Cairns has mostly been a blur of rushing around various shops buying things we think we need and grocery shopping. The boat is definitely sitting a few cm lower in the water from the extra weight. Every nook and cranny is filled with food (ok maybe some booze too). Over provisioning is a well known phenomenon among cruisers and despite reading blogs about this and laughing my head off, I still could not not stop myself from buying too many kilos of rolled oats, enough dried fruit and nuts to climb Everest and species of beans, lentils and spices I’ll probably never cook. I even thought it was a good idea to buy chickpea flour. I’ve never used this in my whole life so what I’ll do with it, I dont know. I first realised that Graham may have been suffering from the same over-provisioning anxiety when he returned to the trolley with cans of Spam the other day. Don’t worry, he put it back. But things get crazy sometimes!
There was some time amongst the chaos to visit a few sights. Kids loved seeing big ‘salties’ at a crocodile farm (they are huge - you really dont want to see one in the wild).
The nature around Cairns is spectacular and while we had a car, we made it a priority to visit Crystal Cascades, a local swimming hole with beautiful (and crocodile free) rock-pools, waterfalls and lush forest surrounding it all. Aah the serenity.
We also summoned up the courage to visit a nearby reef and even spent the night when we discovered moorings. Reef is not a boat’s friend even in the best weather, so for the inexperienced like us, it can be a bit scary navigating. But once we tied up, we noticed the colour of the water, the fish, and the best coral so far on the trip.
Actually, it has been a bit depressing seeing how much of the coral is dead first hand. Every time we snorkel I keep thinking, well if we just go a little bit north of here, it will get better. And it has to an extent, but the Great Barrier Reef is well past its prime, even in Cairns. Given the number of tourist boats going out every day here, I am amazed that people still pay and that word hasn’t got out. Sad but true.

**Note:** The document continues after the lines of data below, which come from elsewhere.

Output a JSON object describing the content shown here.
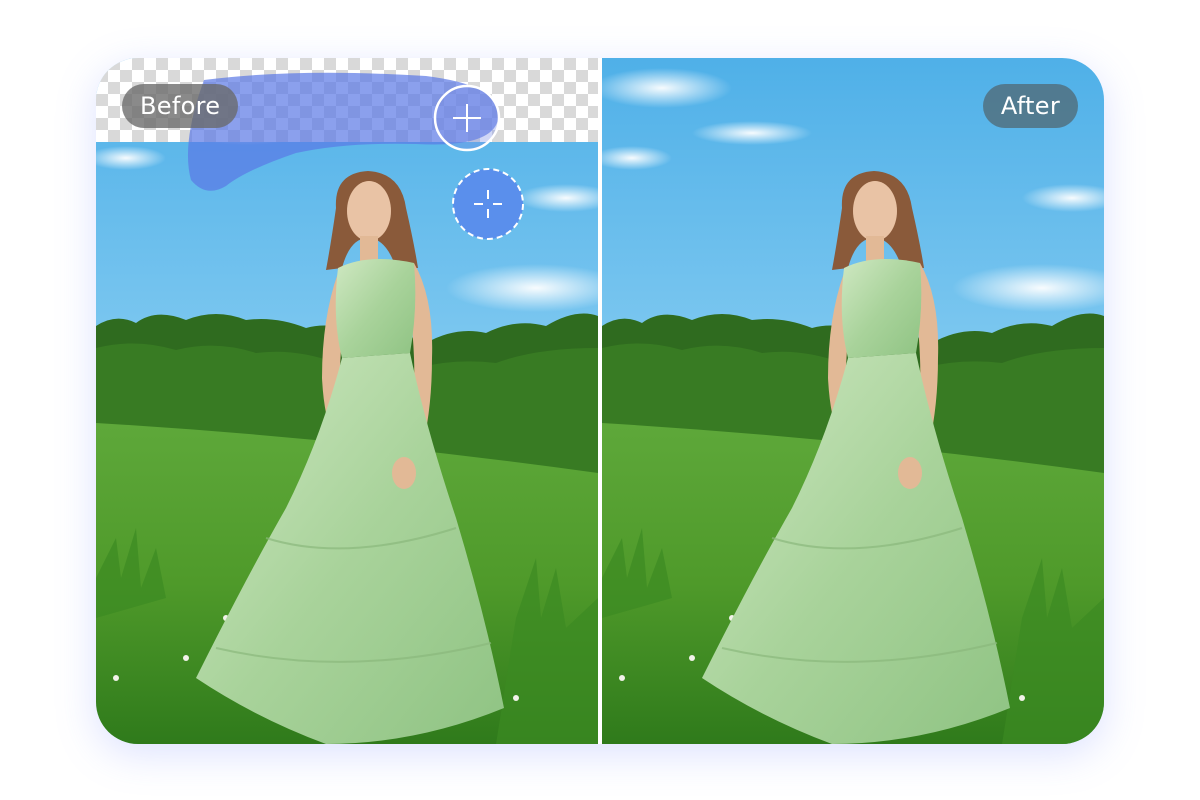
{
  "comparison": {
    "before_label": "Before",
    "after_label": "After"
  },
  "tools": {
    "add_icon": "plus-circle-icon",
    "brush_cursor_icon": "crosshair-brush-icon"
  },
  "colors": {
    "sky": "#6ec0ec",
    "brush_overlay": "#5a78e6",
    "grass": "#4f9e2c",
    "trees": "#2f6b1f",
    "dress": "#b6d9a8"
  }
}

We also stayed in Blue Water marina just north of Cairns for a week to enjoy the luxuries (local laundry, unlimited hot water on tap, you know…civilisation) and knock off some boat projects. The entrance was up the narrowest channel / river we’ve navigated yet but oh so very calm compared to our rolly anchorage in Cairns river. We met a lovely local family there who invited us for dinner and we spent the week invading their house and hanging out. Thanks guys! I heard after we left that a crocodile was spotted around where our boat was parked, apparently you’re not supposed to wee off the back. It could have been worse.
And now after almost a month of preparation, we are itching to leave, not least because the wet season has officially started and cyclones, though unlikely, are a possibility. We need to get to the equator, stat. The PNG visas are in, we have enough dried food to get us across the Pacific and the weather is looking favourable. So in a couple of days, we are off!
There is no internet where we are going, so other than basic comms through our satellite phone, we will be truly off grid for a while. If satellite techno proves compatible with posting, we will be sure to share some pics.